[App and web page records]

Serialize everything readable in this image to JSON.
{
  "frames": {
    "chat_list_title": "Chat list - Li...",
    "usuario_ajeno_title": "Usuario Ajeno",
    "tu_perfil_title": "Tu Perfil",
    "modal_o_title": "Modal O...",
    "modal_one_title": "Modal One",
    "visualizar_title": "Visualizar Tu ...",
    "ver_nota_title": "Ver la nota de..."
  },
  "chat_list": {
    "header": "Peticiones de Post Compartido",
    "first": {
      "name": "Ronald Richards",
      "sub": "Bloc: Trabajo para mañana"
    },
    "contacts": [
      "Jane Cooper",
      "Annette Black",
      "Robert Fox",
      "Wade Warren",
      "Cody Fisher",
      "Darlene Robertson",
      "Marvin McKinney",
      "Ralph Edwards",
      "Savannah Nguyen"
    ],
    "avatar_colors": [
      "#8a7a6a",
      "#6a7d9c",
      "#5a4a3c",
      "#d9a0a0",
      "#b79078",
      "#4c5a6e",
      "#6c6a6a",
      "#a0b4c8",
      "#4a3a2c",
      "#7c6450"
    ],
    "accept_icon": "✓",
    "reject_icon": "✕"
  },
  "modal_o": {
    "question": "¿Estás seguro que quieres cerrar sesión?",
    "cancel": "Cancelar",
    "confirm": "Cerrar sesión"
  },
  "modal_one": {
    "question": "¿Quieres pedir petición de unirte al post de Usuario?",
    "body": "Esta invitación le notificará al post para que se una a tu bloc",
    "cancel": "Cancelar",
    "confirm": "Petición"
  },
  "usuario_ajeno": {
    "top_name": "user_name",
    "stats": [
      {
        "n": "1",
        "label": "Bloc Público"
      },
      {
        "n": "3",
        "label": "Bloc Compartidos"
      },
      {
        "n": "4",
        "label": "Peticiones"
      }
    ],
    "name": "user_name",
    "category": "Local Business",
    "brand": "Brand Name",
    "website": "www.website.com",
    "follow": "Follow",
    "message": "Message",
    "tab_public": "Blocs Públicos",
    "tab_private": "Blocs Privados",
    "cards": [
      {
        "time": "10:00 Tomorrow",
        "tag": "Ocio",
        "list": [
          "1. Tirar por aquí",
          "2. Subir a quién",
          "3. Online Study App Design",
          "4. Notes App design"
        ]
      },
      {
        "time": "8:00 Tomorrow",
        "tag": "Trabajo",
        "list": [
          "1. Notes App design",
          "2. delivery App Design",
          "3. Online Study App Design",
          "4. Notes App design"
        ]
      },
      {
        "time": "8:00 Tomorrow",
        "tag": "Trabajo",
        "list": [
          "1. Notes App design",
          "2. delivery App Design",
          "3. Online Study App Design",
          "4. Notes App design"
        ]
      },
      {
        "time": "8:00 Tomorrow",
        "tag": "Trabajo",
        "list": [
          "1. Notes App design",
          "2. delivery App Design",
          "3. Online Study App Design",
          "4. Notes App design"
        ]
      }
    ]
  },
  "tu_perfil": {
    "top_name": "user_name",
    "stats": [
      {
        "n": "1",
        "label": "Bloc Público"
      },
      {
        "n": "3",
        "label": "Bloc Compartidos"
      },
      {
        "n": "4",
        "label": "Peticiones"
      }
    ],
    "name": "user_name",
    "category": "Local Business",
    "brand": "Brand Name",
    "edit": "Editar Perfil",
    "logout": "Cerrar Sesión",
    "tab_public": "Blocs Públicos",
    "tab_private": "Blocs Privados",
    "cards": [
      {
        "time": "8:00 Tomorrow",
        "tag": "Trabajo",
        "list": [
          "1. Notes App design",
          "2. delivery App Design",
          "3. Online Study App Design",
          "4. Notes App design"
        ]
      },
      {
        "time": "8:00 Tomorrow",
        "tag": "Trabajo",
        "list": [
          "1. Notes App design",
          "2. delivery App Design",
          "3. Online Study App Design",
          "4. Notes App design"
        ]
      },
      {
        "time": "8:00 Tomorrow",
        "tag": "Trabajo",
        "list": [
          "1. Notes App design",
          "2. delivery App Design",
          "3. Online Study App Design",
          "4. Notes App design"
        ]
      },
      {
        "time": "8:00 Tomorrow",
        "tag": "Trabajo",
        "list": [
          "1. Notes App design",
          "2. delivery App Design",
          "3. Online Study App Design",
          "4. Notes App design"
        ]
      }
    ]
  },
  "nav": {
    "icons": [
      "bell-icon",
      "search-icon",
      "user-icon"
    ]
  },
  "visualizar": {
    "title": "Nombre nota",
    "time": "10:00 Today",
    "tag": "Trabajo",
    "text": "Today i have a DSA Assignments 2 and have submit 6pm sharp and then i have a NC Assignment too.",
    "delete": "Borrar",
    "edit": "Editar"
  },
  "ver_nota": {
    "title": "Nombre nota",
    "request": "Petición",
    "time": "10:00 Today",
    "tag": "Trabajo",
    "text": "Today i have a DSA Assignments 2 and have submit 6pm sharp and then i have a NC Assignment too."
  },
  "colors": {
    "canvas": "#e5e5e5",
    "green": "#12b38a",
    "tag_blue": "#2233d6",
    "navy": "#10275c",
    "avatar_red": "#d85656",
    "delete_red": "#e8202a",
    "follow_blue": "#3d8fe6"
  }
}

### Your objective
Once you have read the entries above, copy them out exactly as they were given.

### Your solution
Serialize everything readable in this image to JSON.
{
  "frames": {
    "chat_list_title": "Chat list - Li...",
    "usuario_ajeno_title": "Usuario Ajeno",
    "tu_perfil_title": "Tu Perfil",
    "modal_o_title": "Modal O...",
    "modal_one_title": "Modal One",
    "visualizar_title": "Visualizar Tu ...",
    "ver_nota_title": "Ver la nota de..."
  },
  "chat_list": {
    "header": "Peticiones de Post Compartido",
    "first": {
      "name": "Ronald Richards",
      "sub": "Bloc: Trabajo para mañana"
    },
    "contacts": [
      "Jane Cooper",
      "Annette Black",
      "Robert Fox",
      "Wade Warren",
      "Cody Fisher",
      "Darlene Robertson",
      "Marvin McKinney",
      "Ralph Edwards",
      "Savannah Nguyen"
    ],
    "avatar_colors": [
      "#8a7a6a",
      "#6a7d9c",
      "#5a4a3c",
      "#d9a0a0",
      "#b79078",
      "#4c5a6e",
      "#6c6a6a",
      "#a0b4c8",
      "#4a3a2c",
      "#7c6450"
    ],
    "accept_icon": "✓",
    "reject_icon": "✕"
  },
  "modal_o": {
    "question": "¿Estás seguro que quieres cerrar sesión?",
    "cancel": "Cancelar",
    "confirm": "Cerrar sesión"
  },
  "modal_one": {
    "question": "¿Quieres pedir petición de unirte al post de Usuario?",
    "body": "Esta invitación le notificará al post para que se una a tu bloc",
    "cancel": "Cancelar",
    "confirm": "Petición"
  },
  "usuario_ajeno": {
    "top_name": "user_name",
    "stats": [
      {
        "n": "1",
        "label": "Bloc Público"
      },
      {
        "n": "3",
        "label": "Bloc Compartidos"
      },
      {
        "n": "4",
        "label": "Peticiones"
      }
    ],
    "name": "user_name",
    "category": "Local Business",
    "brand": "Brand Name",
    "website": "www.website.com",
    "follow": "Follow",
    "message": "Message",
    "tab_public": "Blocs Públicos",
    "tab_private": "Blocs Privados",
    "cards": [
      {
        "time": "10:00 Tomorrow",
        "tag": "Ocio",
        "list": [
          "1. Tirar por aquí",
          "2. Subir a quién",
          "3. Online Study App Design",
          "4. Notes App design"
        ]
      },
      {
        "time": "8:00 Tomorrow",
        "tag": "Trabajo",
        "list": [
          "1. Notes App design",
          "2. delivery App Design",
          "3. Online Study App Design",
          "4. Notes App design"
        ]
      },
      {
        "time": "8:00 Tomorrow",
        "tag": "Trabajo",
        "list": [
          "1. Notes App design",
          "2. delivery App Design",
          "3. Online Study App Design",
          "4. Notes App design"
        ]
      },
      {
        "time": "8:00 Tomorrow",
        "tag": "Trabajo",
        "list": [
          "1. Notes App design",
          "2. delivery App Design",
          "3. Online Study App Design",
          "4. Notes App design"
        ]
      }
    ]
  },
  "tu_perfil": {
    "top_name": "user_name",
    "stats": [
      {
        "n": "1",
        "label": "Bloc Público"
      },
      {
        "n": "3",
        "label": "Bloc Compartidos"
      },
      {
        "n": "4",
        "label": "Peticiones"
      }
    ],
    "name": "user_name",
    "category": "Local Business",
    "brand": "Brand Name",
    "edit": "Editar Perfil",
    "logout": "Cerrar Sesión",
    "tab_public": "Blocs Públicos",
    "tab_private": "Blocs Privados",
    "cards": [
      {
        "time": "8:00 Tomorrow",
        "tag": "Trabajo",
        "list": [
          "1. Notes App design",
          "2. delivery App Design",
          "3. Online Study App Design",
          "4. Notes App design"
        ]
      },
      {
        "time": "8:00 Tomorrow",
        "tag": "Trabajo",
        "list": [
          "1. Notes App design",
          "2. delivery App Design",
          "3. Online Study App Design",
          "4. Notes App design"
        ]
      },
      {
        "time": "8:00 Tomorrow",
        "tag": "Trabajo",
        "list": [
          "1. Notes App design",
          "2. delivery App Design",
          "3. Online Study App Design",
          "4. Notes App design"
        ]
      },
      {
        "time": "8:00 Tomorrow",
        "tag": "Trabajo",
        "list": [
          "1. Notes App design",
          "2. delivery App Design",
          "3. Online Study App Design",
          "4. Notes App design"
        ]
      }
    ]
  },
  "nav": {
    "icons": [
      "bell-icon",
      "search-icon",
      "user-icon"
    ]
  },
  "visualizar": {
    "title": "Nombre nota",
    "time": "10:00 Today",
    "tag": "Trabajo",
    "text": "Today i have a DSA Assignments 2 and have submit 6pm sharp and then i have a NC Assignment too.",
    "delete": "Borrar",
    "edit": "Editar"
  },
  "ver_nota": {
    "title": "Nombre nota",
    "request": "Petición",
    "time": "10:00 Today",
    "tag": "Trabajo",
    "text": "Today i have a DSA Assignments 2 and have submit 6pm sharp and then i have a NC Assignment too."
  },
  "colors": {
    "canvas": "#e5e5e5",
    "green": "#12b38a",
    "tag_blue": "#2233d6",
    "navy": "#10275c",
    "avatar_red": "#d85656",
    "delete_red": "#e8202a",
    "follow_blue": "#3d8fe6"
  }
}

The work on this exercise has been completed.